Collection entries
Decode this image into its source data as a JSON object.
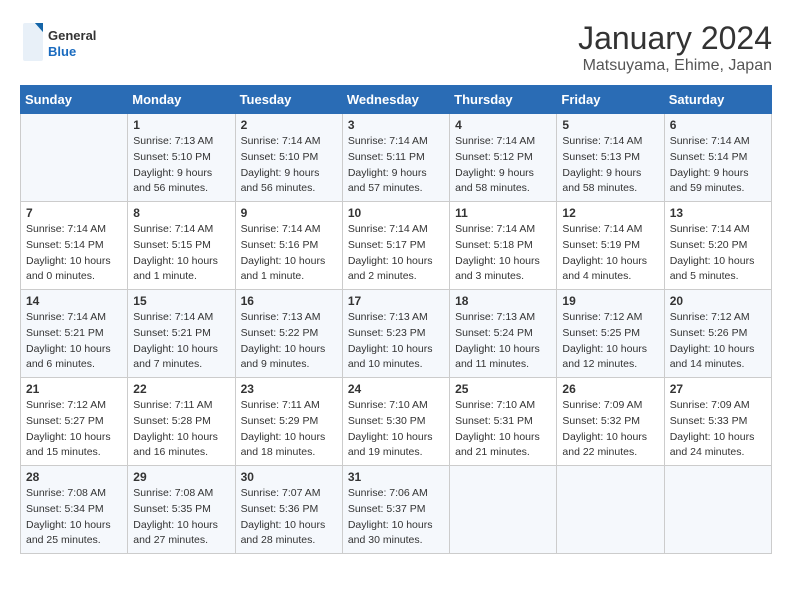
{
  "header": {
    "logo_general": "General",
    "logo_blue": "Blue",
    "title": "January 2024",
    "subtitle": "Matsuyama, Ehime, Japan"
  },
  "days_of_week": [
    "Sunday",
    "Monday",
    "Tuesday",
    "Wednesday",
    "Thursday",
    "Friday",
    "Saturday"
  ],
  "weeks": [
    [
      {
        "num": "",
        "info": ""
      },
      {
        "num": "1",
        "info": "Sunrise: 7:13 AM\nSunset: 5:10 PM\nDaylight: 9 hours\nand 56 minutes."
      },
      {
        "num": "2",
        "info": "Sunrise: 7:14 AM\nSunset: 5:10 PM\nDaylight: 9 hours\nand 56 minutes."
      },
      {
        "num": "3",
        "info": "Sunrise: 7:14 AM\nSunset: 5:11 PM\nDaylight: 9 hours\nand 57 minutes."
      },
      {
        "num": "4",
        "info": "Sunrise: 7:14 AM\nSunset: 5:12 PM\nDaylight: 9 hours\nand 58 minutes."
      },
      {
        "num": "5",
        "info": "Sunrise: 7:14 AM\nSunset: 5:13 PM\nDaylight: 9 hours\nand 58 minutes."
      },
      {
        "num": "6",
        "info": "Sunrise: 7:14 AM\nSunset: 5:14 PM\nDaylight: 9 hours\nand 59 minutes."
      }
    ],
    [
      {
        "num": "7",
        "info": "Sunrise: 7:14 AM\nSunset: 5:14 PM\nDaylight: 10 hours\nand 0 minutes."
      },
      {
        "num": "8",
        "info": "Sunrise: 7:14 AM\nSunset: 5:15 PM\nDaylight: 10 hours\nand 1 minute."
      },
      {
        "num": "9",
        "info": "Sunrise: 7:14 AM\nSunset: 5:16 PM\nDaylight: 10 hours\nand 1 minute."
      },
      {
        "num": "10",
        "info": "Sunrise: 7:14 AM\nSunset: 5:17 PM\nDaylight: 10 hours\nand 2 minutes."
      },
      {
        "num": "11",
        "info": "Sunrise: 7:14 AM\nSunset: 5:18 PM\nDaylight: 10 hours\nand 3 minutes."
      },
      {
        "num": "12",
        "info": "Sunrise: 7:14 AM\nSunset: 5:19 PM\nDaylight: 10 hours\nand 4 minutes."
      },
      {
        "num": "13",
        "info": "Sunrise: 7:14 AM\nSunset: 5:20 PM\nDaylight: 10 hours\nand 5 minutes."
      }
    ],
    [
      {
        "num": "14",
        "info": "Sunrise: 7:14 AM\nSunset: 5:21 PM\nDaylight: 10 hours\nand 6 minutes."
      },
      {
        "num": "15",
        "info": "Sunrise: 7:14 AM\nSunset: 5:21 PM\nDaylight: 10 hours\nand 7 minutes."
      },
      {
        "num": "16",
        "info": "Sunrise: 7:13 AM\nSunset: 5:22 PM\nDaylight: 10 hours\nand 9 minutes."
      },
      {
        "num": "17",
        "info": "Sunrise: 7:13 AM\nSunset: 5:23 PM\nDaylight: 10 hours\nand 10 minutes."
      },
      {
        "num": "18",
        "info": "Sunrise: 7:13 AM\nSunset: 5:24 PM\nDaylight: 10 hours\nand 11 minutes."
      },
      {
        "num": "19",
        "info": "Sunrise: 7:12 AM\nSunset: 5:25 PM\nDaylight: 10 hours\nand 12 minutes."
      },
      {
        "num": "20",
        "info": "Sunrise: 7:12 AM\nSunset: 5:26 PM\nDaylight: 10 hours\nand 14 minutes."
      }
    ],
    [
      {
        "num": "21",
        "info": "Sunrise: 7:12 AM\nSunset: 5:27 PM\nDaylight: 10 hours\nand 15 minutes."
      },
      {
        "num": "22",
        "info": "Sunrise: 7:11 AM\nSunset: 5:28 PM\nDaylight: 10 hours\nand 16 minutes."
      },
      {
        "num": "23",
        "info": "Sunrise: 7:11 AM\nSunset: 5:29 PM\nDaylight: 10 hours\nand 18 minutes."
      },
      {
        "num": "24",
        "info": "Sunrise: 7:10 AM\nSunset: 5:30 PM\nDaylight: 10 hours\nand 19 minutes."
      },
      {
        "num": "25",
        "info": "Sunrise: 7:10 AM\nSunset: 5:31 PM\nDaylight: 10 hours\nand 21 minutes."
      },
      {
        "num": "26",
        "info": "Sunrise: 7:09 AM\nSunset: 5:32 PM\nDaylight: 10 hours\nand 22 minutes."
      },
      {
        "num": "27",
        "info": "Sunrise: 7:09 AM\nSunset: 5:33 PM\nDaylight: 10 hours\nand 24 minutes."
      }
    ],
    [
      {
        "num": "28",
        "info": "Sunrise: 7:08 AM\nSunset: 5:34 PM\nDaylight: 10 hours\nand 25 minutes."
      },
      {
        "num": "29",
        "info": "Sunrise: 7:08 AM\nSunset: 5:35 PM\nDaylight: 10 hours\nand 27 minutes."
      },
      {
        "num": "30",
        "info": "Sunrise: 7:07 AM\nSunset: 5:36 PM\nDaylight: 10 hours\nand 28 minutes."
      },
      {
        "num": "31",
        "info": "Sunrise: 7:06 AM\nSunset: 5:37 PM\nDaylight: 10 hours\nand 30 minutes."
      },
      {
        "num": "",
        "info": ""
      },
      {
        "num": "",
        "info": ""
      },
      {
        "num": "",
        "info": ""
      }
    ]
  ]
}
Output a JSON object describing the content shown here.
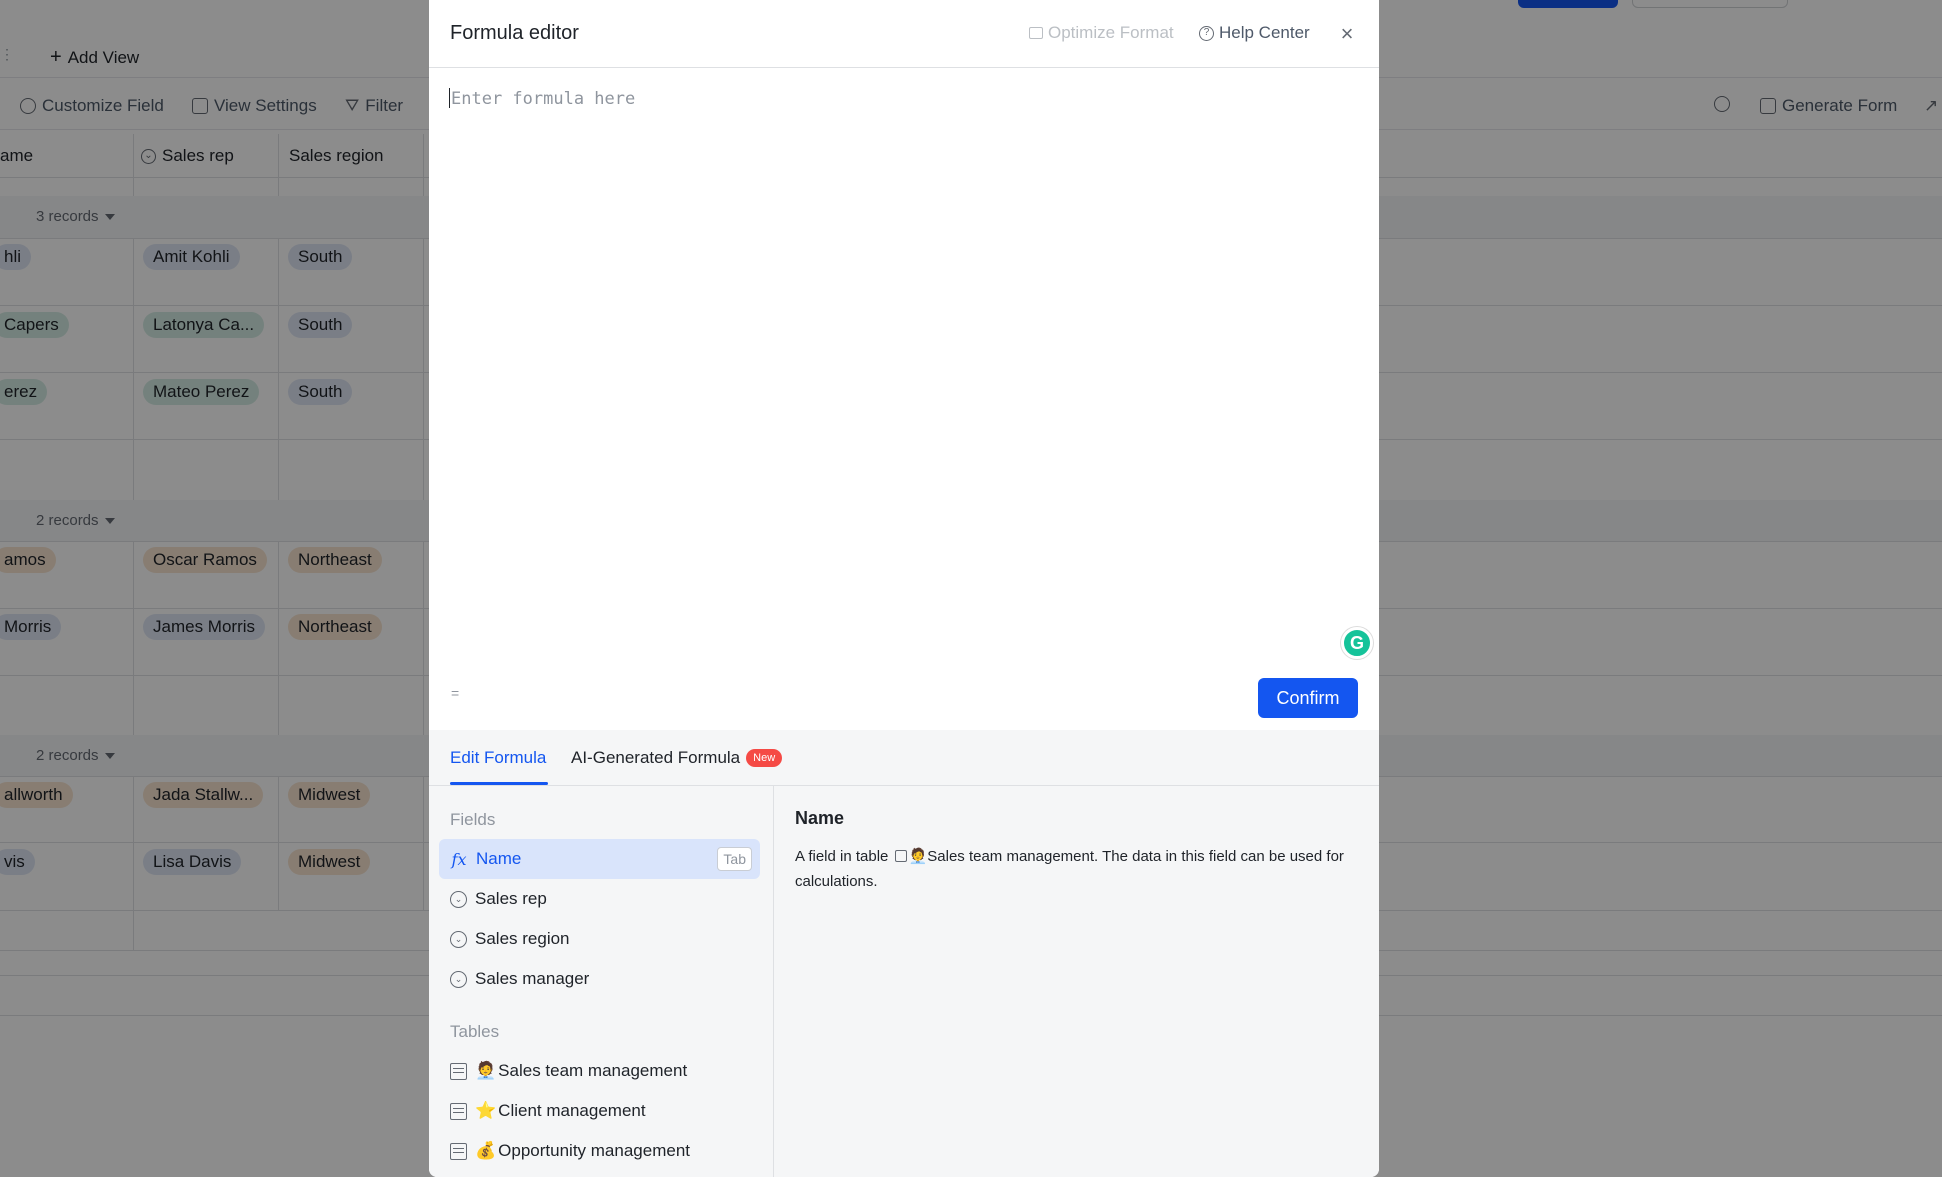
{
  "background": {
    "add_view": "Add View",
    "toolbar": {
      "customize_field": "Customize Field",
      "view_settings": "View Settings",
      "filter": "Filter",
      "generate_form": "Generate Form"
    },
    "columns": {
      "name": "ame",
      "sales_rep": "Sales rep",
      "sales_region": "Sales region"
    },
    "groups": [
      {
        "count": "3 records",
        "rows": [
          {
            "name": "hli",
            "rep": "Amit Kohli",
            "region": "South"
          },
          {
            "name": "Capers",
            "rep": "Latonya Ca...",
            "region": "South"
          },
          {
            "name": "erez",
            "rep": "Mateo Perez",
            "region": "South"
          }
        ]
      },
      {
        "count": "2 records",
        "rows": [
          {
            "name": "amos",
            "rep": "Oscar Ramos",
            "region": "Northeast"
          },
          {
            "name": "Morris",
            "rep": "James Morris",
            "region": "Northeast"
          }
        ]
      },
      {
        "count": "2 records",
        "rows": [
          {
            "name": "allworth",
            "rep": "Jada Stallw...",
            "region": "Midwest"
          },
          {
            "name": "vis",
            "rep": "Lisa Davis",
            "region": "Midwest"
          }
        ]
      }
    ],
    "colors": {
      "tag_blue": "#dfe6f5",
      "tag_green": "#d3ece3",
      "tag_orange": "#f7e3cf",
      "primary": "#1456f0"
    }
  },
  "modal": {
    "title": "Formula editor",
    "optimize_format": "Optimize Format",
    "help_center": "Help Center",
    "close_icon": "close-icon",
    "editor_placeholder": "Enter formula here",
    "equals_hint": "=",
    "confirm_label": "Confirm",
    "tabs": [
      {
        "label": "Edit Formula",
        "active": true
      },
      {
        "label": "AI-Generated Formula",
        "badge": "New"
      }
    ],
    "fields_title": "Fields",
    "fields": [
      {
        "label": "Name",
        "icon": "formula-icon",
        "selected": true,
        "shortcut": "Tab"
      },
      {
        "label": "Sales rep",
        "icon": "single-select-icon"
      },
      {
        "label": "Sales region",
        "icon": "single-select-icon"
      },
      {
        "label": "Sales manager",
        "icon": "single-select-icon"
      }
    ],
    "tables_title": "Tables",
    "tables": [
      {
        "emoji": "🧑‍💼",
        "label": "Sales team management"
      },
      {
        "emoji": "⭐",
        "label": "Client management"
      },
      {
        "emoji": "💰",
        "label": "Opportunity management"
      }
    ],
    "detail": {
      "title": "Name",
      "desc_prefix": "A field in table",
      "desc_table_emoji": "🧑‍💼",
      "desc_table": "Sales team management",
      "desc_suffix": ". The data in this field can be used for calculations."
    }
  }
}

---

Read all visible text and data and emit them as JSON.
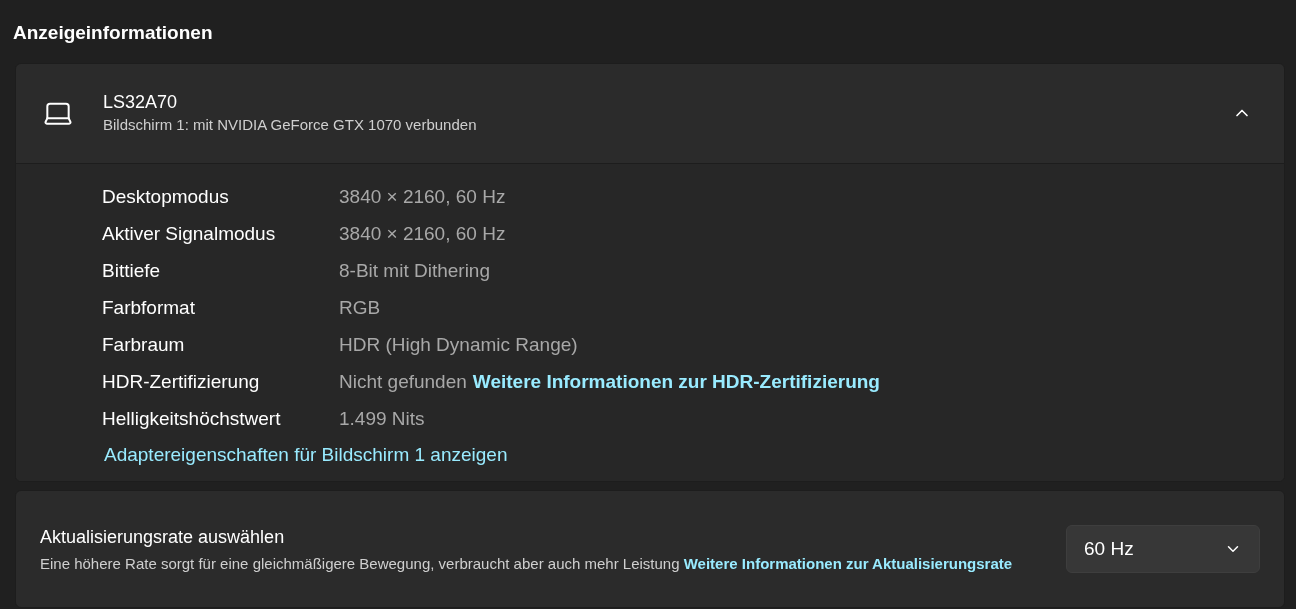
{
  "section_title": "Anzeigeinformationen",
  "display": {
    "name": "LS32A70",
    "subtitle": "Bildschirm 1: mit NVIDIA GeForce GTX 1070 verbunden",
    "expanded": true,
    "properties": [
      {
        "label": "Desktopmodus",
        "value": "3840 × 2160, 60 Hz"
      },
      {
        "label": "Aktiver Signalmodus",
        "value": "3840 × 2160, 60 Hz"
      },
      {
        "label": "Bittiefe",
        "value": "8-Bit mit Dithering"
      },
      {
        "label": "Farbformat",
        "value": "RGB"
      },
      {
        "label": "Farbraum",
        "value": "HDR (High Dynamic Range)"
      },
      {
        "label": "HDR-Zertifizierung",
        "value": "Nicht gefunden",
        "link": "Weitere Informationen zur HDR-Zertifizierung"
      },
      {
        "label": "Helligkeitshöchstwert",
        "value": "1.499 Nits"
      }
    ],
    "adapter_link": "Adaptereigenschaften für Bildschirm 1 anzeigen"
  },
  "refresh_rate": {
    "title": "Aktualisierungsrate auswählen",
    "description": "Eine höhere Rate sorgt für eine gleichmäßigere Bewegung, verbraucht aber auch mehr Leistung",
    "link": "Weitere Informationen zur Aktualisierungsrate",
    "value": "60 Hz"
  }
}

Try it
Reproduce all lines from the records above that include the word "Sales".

Answer for this exercise
      "sales_rep": "Sales rep",
      "sales_region": "Sales region"
        "label": "Sales rep",
        "label": "Sales region",
        "label": "Sales manager",
        "label": "Sales team management"
      "desc_table": "Sales team management",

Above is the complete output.